“Those two pieces (of legislation) I’m probably the most proud of,” she said.
Housley said this election will help determine whether Republicans will be able to serve as a check on Democrats, who currently hold the Minnesota House and all statewide executive offices, including the governor’s office.
“Because keeping the Senate Republican majority, when we go into redistricting, that’s what’s really at stake here,” she said.
Republicans will also help hold the line against any tax increases in the upcoming budget-setting session, she said.
“If there’s not checks and balances with a Republican Senate, how are they going to make up for this huge deficit?” she said. “Are they going to tax the backs of our small business owners to make up for those $5 billion, or do we need to look at cutting some spending?”
If she is re-elected, Housley said she would continue to fight for seniors. For months, she has criticized the Walz’s administration record on its pandemic response, which has been most dangerous for seniors, especially in long-term care facilities.
“I feel like the administration failed our seniors in long-term care facilities, and I’ve been screaming from the rooftops since the beginning of April that they should have been prioritized from the get-go,” she said.
Housley’s challenger is a veteran English teacher named Josiah Hill who said he hopes to be elected to the Senate to advocate on education issues.
Hill launched his campaign in early 2019, saying he knew it would be tough to win an election against an incumbent who is well known, particularly after her statewide run for the U.S. Senate.
He said he has been at a disadvantage because of the COVID-19 pandemic, noting that his first run for office has been hampered by the lack of face-to-face contact with voters this year.
To make up for the lack of door knocking, he said, “We’ve been working the phones really hard,” he said.
He said the GOP incumbent has not been present and visible in her district. He criticized her past runs for higher office, saying her time spent campaigning left her district without a strong advocate.

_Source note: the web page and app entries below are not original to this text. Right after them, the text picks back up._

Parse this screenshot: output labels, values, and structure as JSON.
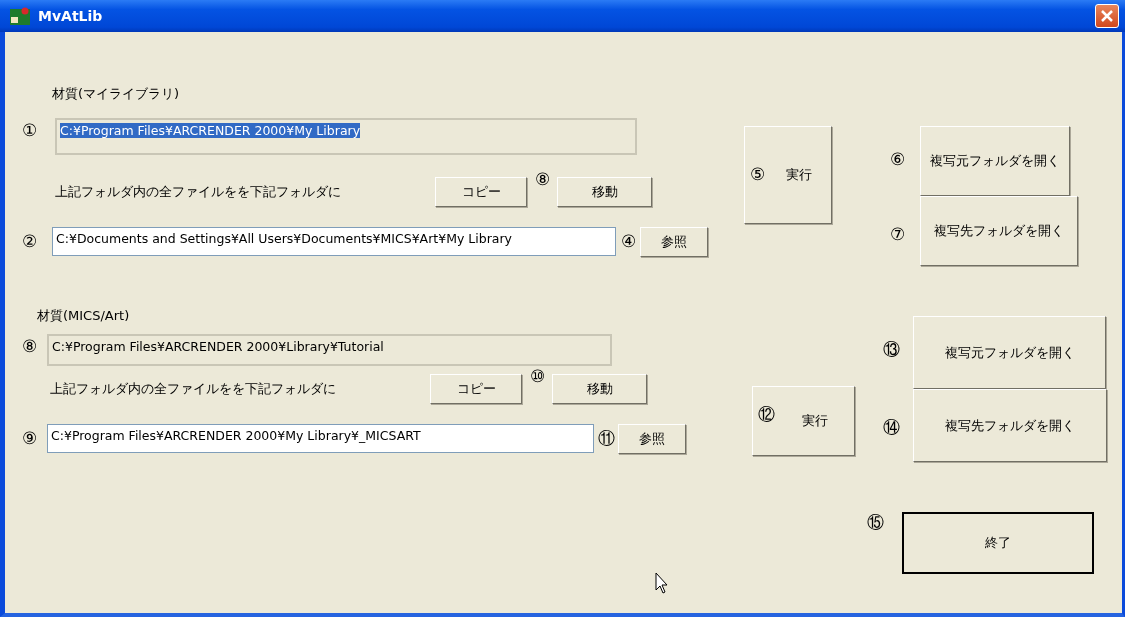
{
  "window": {
    "title": "MvAtLib"
  },
  "sections": [
    {
      "heading": "材質(マイライブラリ)",
      "source": {
        "marker": "①",
        "value": "C:¥Program Files¥ARCRENDER 2000¥My Library",
        "readonly": true,
        "highlighted": true
      },
      "instruction": "上記フォルダ内の全ファイルをを下記フォルダに",
      "copy_button": "コピー",
      "move_marker": "⑧",
      "move_button": "移動",
      "destination": {
        "marker": "②",
        "value": "C:¥Documents and Settings¥All Users¥Documents¥MICS¥Art¥My Library",
        "readonly": false,
        "highlighted": false
      },
      "browse_marker": "④",
      "browse_button": "参照",
      "run_marker": "⑤",
      "run_button": "実行",
      "open_buttons": [
        {
          "marker": "⑥",
          "label": "複写元フォルダを開く"
        },
        {
          "marker": "⑦",
          "label": "複写先フォルダを開く"
        }
      ]
    },
    {
      "heading": "材質(MICS/Art)",
      "source": {
        "marker": "⑧",
        "value": "C:¥Program Files¥ARCRENDER 2000¥Library¥Tutorial",
        "readonly": true,
        "highlighted": false
      },
      "instruction": "上記フォルダ内の全ファイルをを下記フォルダに",
      "copy_button": "コピー",
      "move_marker": "⑩",
      "move_button": "移動",
      "destination": {
        "marker": "⑨",
        "value": "C:¥Program Files¥ARCRENDER 2000¥My Library¥_MICSART",
        "readonly": false,
        "highlighted": false
      },
      "browse_marker": "⑪",
      "browse_button": "参照",
      "run_marker": "⑫",
      "run_button": "実行",
      "open_buttons": [
        {
          "marker": "⑬",
          "label": "複写元フォルダを開く"
        },
        {
          "marker": "⑭",
          "label": "複写先フォルダを開く"
        }
      ]
    }
  ],
  "exit": {
    "marker": "⑮",
    "label": "終了",
    "default": true
  }
}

“There are things that I believe deeply, but what I believe is missing over here, from before the pandemic and now in the pandemic, is that they want representation that is going to seek out solutions and not check off a checklist,” he said.
He said his background as a union leader makes him suitable for helping bring together competing factions in the Senate.
His top issues he said would be environmental protection, more funding for schools, expanding health care and racial equity.
Hill said as a union leader he has been working to ensure his teaching colleagues have the tools needed to help them teach during a pandemic.
On redistricting, Hill suggested a nonpartisan commission should be tasked with redrawing legislative maps. He points to the numerous court challenges that have erupted in other states.
“I have an intense desire to get that out of the hands of partisan politicians,” he said. “That’s our pathway forward to restoring folks’ faith and belief that our system is just and equal.”